● **EXTRACTED INFORMATION**
------------
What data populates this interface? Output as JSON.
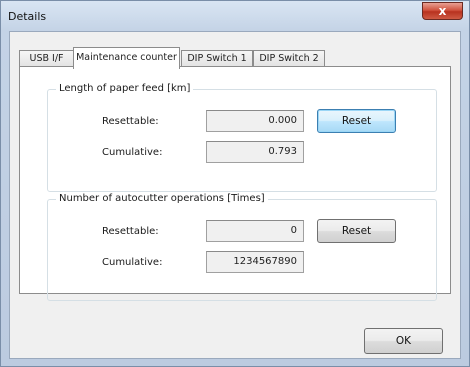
{
  "window": {
    "title": "Details",
    "close_glyph": "x"
  },
  "tabs": [
    {
      "label": "USB I/F"
    },
    {
      "label": "Maintenance counter"
    },
    {
      "label": "DIP Switch 1"
    },
    {
      "label": "DIP Switch 2"
    }
  ],
  "active_tab": "Maintenance counter",
  "paper_feed": {
    "title": "Length of paper feed [km]",
    "resettable_label": "Resettable:",
    "resettable_value": "0.000",
    "cumulative_label": "Cumulative:",
    "cumulative_value": "0.793",
    "reset_label": "Reset"
  },
  "autocutter": {
    "title": "Number of autocutter operations [Times]",
    "resettable_label": "Resettable:",
    "resettable_value": "0",
    "cumulative_label": "Cumulative:",
    "cumulative_value": "1234567890",
    "reset_label": "Reset"
  },
  "footer": {
    "ok_label": "OK"
  }
}
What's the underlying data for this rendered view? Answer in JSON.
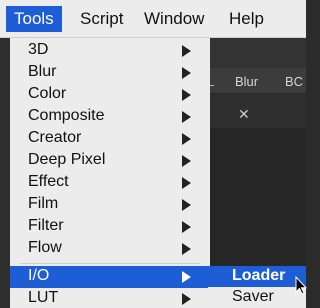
{
  "menubar": {
    "tools": "Tools",
    "script": "Script",
    "window": "Window",
    "help": "Help"
  },
  "tools_menu": {
    "items": [
      {
        "label": "3D"
      },
      {
        "label": "Blur"
      },
      {
        "label": "Color"
      },
      {
        "label": "Composite"
      },
      {
        "label": "Creator"
      },
      {
        "label": "Deep Pixel"
      },
      {
        "label": "Effect"
      },
      {
        "label": "Film"
      },
      {
        "label": "Filter"
      },
      {
        "label": "Flow"
      },
      {
        "label": "I/O",
        "highlighted": true
      },
      {
        "label": "LUT"
      }
    ]
  },
  "io_submenu": {
    "items": [
      {
        "label": "Loader",
        "highlighted": true
      },
      {
        "label": "Saver"
      }
    ]
  },
  "background": {
    "tab_partial": "L",
    "tab_blur": "Blur",
    "tab_bc": "BC",
    "close_glyph": "✕"
  },
  "colors": {
    "highlight": "#1d5dd6",
    "menu_bg": "#ececec"
  }
}
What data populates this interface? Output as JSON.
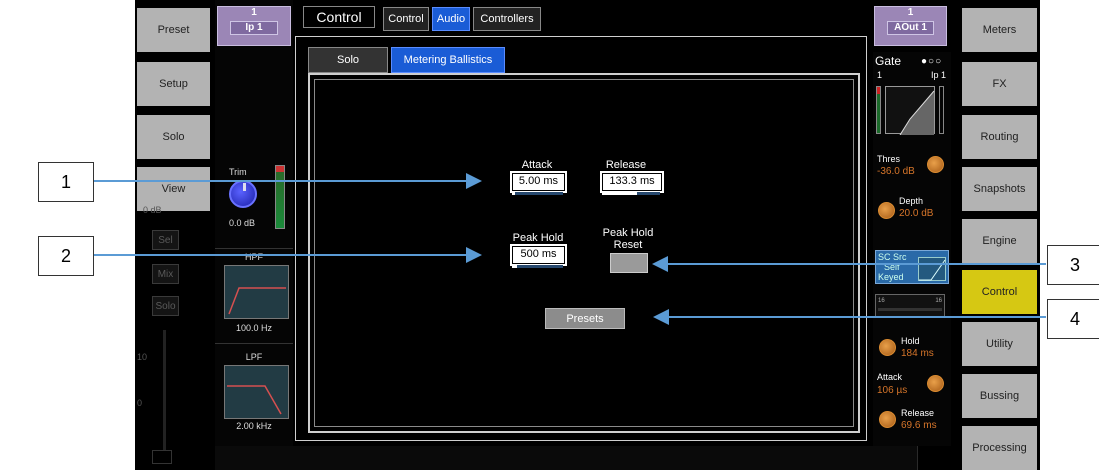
{
  "left_nav": [
    "Preset",
    "Setup",
    "Solo",
    "View"
  ],
  "left_ghost": {
    "db": "0 dB",
    "buttons": [
      "Sel",
      "Mix",
      "Solo"
    ],
    "scale": [
      "10",
      "0"
    ]
  },
  "input_channel": {
    "number": "1",
    "name": "Ip 1"
  },
  "trim": {
    "label": "Trim",
    "value": "0.0 dB"
  },
  "hpf": {
    "label": "HPF",
    "value": "100.0 Hz"
  },
  "lpf": {
    "label": "LPF",
    "value": "2.00 kHz"
  },
  "header": {
    "title": "Control",
    "tabs": [
      "Control",
      "Audio",
      "Controllers"
    ],
    "active_tab": "Audio"
  },
  "subtabs": [
    "Solo",
    "Metering Ballistics"
  ],
  "active_subtab": "Metering Ballistics",
  "fields": {
    "attack": {
      "label": "Attack",
      "value": "5.00 ms",
      "level": 0.05
    },
    "release": {
      "label": "Release",
      "value": "133.3 ms",
      "level": 0.6
    },
    "peak_hold": {
      "label": "Peak Hold",
      "value": "500 ms",
      "level": 0.1
    },
    "peak_hold_reset": {
      "label_line1": "Peak Hold",
      "label_line2": "Reset"
    }
  },
  "presets_button": "Presets",
  "output_channel": {
    "number": "1",
    "name": "AOut 1"
  },
  "gate": {
    "title": "Gate",
    "left": "1",
    "right": "Ip 1",
    "thres_label": "Thres",
    "thres_value": "-36.0 dB",
    "depth_label": "Depth",
    "depth_value": "20.0 dB",
    "sc_line1": "SC Src",
    "sc_line2": "Self",
    "sc_line3": "Keyed",
    "meter_left": "16",
    "meter_right": "16",
    "hold_label": "Hold",
    "hold_value": "184 ms",
    "attack_label": "Attack",
    "attack_value": "106 µs",
    "release_label": "Release",
    "release_value": "69.6 ms"
  },
  "right_nav": [
    "Meters",
    "FX",
    "Routing",
    "Snapshots",
    "Engine",
    "Control",
    "Utility",
    "Bussing",
    "Processing"
  ],
  "right_active": "Control",
  "callouts": [
    "1",
    "2",
    "3",
    "4"
  ],
  "colors": {
    "accent_blue": "#1a5cd6",
    "active_yellow": "#d6c813",
    "channel_purple": "#9b86b6",
    "annotation_arrow": "#5b9bd5",
    "gate_orange": "#d6752a"
  }
}
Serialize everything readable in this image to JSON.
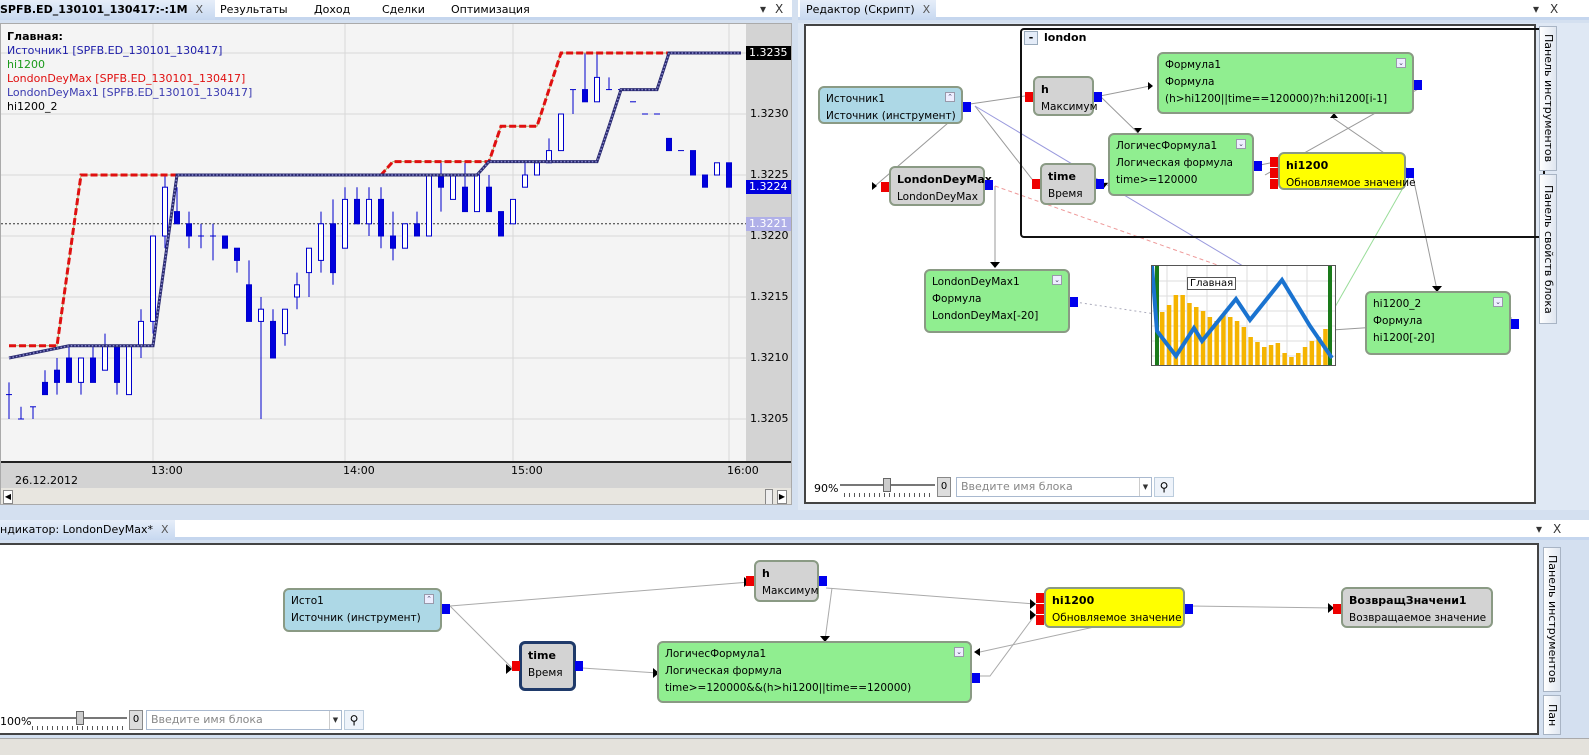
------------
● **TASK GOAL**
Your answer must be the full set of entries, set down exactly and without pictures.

● **TASK RESULT**
What data populates this interface? Output as JSON.
{
  "window": {
    "title": "Details",
    "close_glyph": "x"
  },
  "tabs": [
    {
      "label": "USB I/F"
    },
    {
      "label": "Maintenance counter"
    },
    {
      "label": "DIP Switch 1"
    },
    {
      "label": "DIP Switch 2"
    }
  ],
  "active_tab": "Maintenance counter",
  "paper_feed": {
    "title": "Length of paper feed [km]",
    "resettable_label": "Resettable:",
    "resettable_value": "0.000",
    "cumulative_label": "Cumulative:",
    "cumulative_value": "0.793",
    "reset_label": "Reset"
  },
  "autocutter": {
    "title": "Number of autocutter operations [Times]",
    "resettable_label": "Resettable:",
    "resettable_value": "0",
    "cumulative_label": "Cumulative:",
    "cumulative_value": "1234567890",
    "reset_label": "Reset"
  },
  "footer": {
    "ok_label": "OK"
  }
}
What's the underlying data for this rendered view? Answer in JSON.
{
  "menubar": {
    "tools": "Tools",
    "script": "Script",
    "window": "Window",
    "help": "Help"
  },
  "tools_menu": {
    "items": [
      {
        "label": "3D"
      },
      {
        "label": "Blur"
      },
      {
        "label": "Color"
      },
      {
        "label": "Composite"
      },
      {
        "label": "Creator"
      },
      {
        "label": "Deep Pixel"
      },
      {
        "label": "Effect"
      },
      {
        "label": "Film"
      },
      {
        "label": "Filter"
      },
      {
        "label": "Flow"
      },
      {
        "label": "I/O",
        "highlighted": true
      },
      {
        "label": "LUT"
      }
    ]
  },
  "io_submenu": {
    "items": [
      {
        "label": "Loader",
        "highlighted": true
      },
      {
        "label": "Saver"
      }
    ]
  },
  "background": {
    "tab_partial": "L",
    "tab_blur": "Blur",
    "tab_bc": "BC",
    "close_glyph": "✕"
  },
  "colors": {
    "highlight": "#1d5dd6",
    "menu_bg": "#ececec"
  }
}
What data populates this interface? Output as JSON.
{
  "left_nav": [
    "Preset",
    "Setup",
    "Solo",
    "View"
  ],
  "left_ghost": {
    "db": "0 dB",
    "buttons": [
      "Sel",
      "Mix",
      "Solo"
    ],
    "scale": [
      "10",
      "0"
    ]
  },
  "input_channel": {
    "number": "1",
    "name": "Ip 1"
  },
  "trim": {
    "label": "Trim",
    "value": "0.0 dB"
  },
  "hpf": {
    "label": "HPF",
    "value": "100.0 Hz"
  },
  "lpf": {
    "label": "LPF",
    "value": "2.00 kHz"
  },
  "header": {
    "title": "Control",
    "tabs": [
      "Control",
      "Audio",
      "Controllers"
    ],
    "active_tab": "Audio"
  },
  "subtabs": [
    "Solo",
    "Metering Ballistics"
  ],
  "active_subtab": "Metering Ballistics",
  "fields": {
    "attack": {
      "label": "Attack",
      "value": "5.00 ms",
      "level": 0.05
    },
    "release": {
      "label": "Release",
      "value": "133.3 ms",
      "level": 0.6
    },
    "peak_hold": {
      "label": "Peak Hold",
      "value": "500 ms",
      "level": 0.1
    },
    "peak_hold_reset": {
      "label_line1": "Peak Hold",
      "label_line2": "Reset"
    }
  },
  "presets_button": "Presets",
  "output_channel": {
    "number": "1",
    "name": "AOut 1"
  },
  "gate": {
    "title": "Gate",
    "left": "1",
    "right": "Ip 1",
    "thres_label": "Thres",
    "thres_value": "-36.0 dB",
    "depth_label": "Depth",
    "depth_value": "20.0 dB",
    "sc_line1": "SC Src",
    "sc_line2": "Self",
    "sc_line3": "Keyed",
    "meter_left": "16",
    "meter_right": "16",
    "hold_label": "Hold",
    "hold_value": "184 ms",
    "attack_label": "Attack",
    "attack_value": "106 µs",
    "release_label": "Release",
    "release_value": "69.6 ms"
  },
  "right_nav": [
    "Meters",
    "FX",
    "Routing",
    "Snapshots",
    "Engine",
    "Control",
    "Utility",
    "Bussing",
    "Processing"
  ],
  "right_active": "Control",
  "callouts": [
    "1",
    "2",
    "3",
    "4"
  ],
  "colors": {
    "accent_blue": "#1a5cd6",
    "active_yellow": "#d6c813",
    "channel_purple": "#9b86b6",
    "annotation_arrow": "#5b9bd5",
    "gate_orange": "#d6752a"
  }
}
Serialize everything readable in this image to JSON.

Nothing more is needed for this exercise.